What to work on:
Output all the records word for word. Drop the pictures.

Task input:

Content starts

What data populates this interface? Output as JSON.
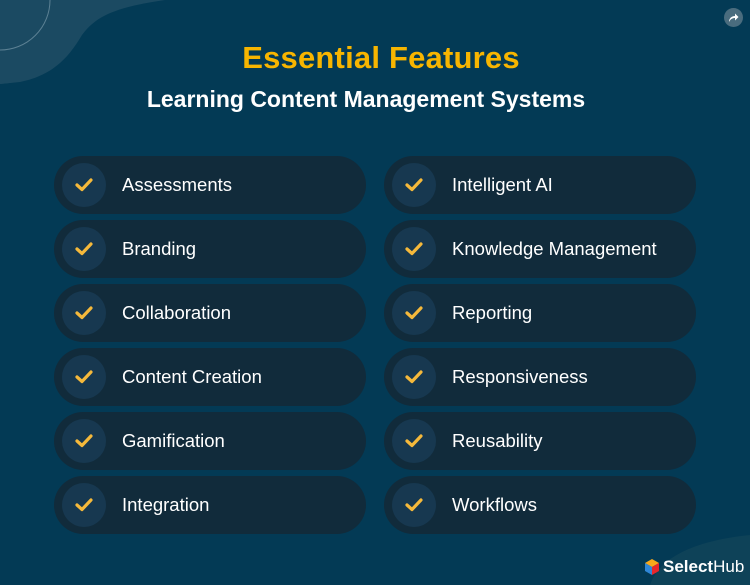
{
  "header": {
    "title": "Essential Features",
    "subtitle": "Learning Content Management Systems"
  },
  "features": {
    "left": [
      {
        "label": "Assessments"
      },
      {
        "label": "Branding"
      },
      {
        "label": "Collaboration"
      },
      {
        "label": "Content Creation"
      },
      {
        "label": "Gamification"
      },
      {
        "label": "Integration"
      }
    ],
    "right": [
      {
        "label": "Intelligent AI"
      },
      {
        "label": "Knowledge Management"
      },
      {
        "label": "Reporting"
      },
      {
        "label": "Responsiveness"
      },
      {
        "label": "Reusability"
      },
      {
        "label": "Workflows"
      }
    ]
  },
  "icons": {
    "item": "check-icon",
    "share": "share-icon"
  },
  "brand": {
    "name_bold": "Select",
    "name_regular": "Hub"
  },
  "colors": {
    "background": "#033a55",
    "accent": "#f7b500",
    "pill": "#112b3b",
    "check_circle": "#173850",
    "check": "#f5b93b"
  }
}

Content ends

Answer for this exercise:
What data populates this interface? Output as JSON.
{
  "header": {
    "title": "Essential Features",
    "subtitle": "Learning Content Management Systems"
  },
  "features": {
    "left": [
      {
        "label": "Assessments"
      },
      {
        "label": "Branding"
      },
      {
        "label": "Collaboration"
      },
      {
        "label": "Content Creation"
      },
      {
        "label": "Gamification"
      },
      {
        "label": "Integration"
      }
    ],
    "right": [
      {
        "label": "Intelligent AI"
      },
      {
        "label": "Knowledge Management"
      },
      {
        "label": "Reporting"
      },
      {
        "label": "Responsiveness"
      },
      {
        "label": "Reusability"
      },
      {
        "label": "Workflows"
      }
    ]
  },
  "icons": {
    "item": "check-icon",
    "share": "share-icon"
  },
  "brand": {
    "name_bold": "Select",
    "name_regular": "Hub"
  },
  "colors": {
    "background": "#033a55",
    "accent": "#f7b500",
    "pill": "#112b3b",
    "check_circle": "#173850",
    "check": "#f5b93b"
  }
}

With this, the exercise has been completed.